A gym with a hardwood floor and large windows that fill the gym with natural light.
A new music room with skylights to allow natural light in and all new instruments to support the music program.
“The new school also includes spaces for our partners, including Confederation College and FIREFLY.”
During the official move in day, Principal Wayne Mercer shared his excitement to see the students in the new building after nearly five years since the announcement of $30 million for the new building in April of 2014.
“There’s been a lot of work and the timelines have been really tight to get to this point today. There’s a lot of hard work from the general contractors, to our school board supervision of the project, to push things to the limit to get us ready for March Break week. So there’s a lot of kudos and respect to all the people that really went above and beyond to make this happen,” he shared.
“Right now it’s about getting the kids in and getting them to get acquainted with their new space, find new classes, find new lockers. I think just in the expressions I saw this morning as I took the grade nines around on a tour, they’re just so pleased… They deserve nothing but the best, and they got a building that I think is as good as any high school in the region so I’m excited,” he continued.
In its news release, KPDSB Director of Education Sean Monteith added, “From start to finish the new high school project in Sioux Lookout, now known as Sioux North High School, has represented more than the construction of a new building. It has always been about bringing equity and access to all students from Sioux Lookout, and all of the North. It has been about a new beginning for our communities, our young people and bringing equity of hope for their futures. It is an incredibly proud day and one that we will remember forever. The young people of Northern Ontario deserve nothing but the best, and it is my hope as Director of Education we have made this possibility a reality.”

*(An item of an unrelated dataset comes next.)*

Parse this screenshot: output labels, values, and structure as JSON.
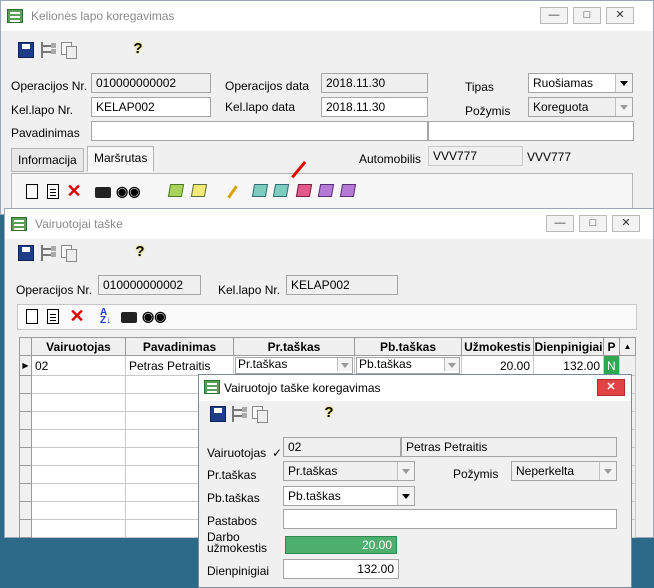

Asked when the school will be completely finished, Mercer shared that they’ll still need a bit more time to do some finishing touches around the building.

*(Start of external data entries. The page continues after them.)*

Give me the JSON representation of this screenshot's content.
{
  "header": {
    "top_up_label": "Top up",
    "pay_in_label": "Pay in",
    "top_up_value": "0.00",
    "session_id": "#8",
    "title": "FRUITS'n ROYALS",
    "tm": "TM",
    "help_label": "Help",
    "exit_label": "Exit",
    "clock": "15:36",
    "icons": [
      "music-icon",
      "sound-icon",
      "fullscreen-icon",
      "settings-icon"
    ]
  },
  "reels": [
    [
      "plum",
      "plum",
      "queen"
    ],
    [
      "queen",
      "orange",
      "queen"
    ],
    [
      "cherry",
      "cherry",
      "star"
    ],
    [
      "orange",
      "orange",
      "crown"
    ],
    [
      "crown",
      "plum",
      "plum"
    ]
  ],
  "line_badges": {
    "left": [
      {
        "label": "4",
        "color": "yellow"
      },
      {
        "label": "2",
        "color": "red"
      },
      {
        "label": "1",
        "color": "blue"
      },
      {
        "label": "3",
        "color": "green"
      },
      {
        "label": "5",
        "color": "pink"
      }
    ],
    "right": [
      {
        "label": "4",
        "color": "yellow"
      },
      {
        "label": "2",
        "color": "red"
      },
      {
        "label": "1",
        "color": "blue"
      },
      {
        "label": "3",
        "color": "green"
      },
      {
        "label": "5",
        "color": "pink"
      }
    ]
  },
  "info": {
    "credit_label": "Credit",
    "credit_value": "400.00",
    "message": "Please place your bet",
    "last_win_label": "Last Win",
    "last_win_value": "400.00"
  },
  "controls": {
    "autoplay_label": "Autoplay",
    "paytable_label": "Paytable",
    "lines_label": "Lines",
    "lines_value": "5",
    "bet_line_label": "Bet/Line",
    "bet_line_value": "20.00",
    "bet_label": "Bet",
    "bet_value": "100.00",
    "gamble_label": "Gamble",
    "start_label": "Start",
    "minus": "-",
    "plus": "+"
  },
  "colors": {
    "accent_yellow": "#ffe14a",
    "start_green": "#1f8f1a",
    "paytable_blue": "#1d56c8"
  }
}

“Like any new building, we’ll identify what needs to be adjusted or fixed. There’s landscaping to be done still as the spring melt continues, so I suspect that there will be some level of work going on late into the spring before we can finally say we fully moved in,” he concluded.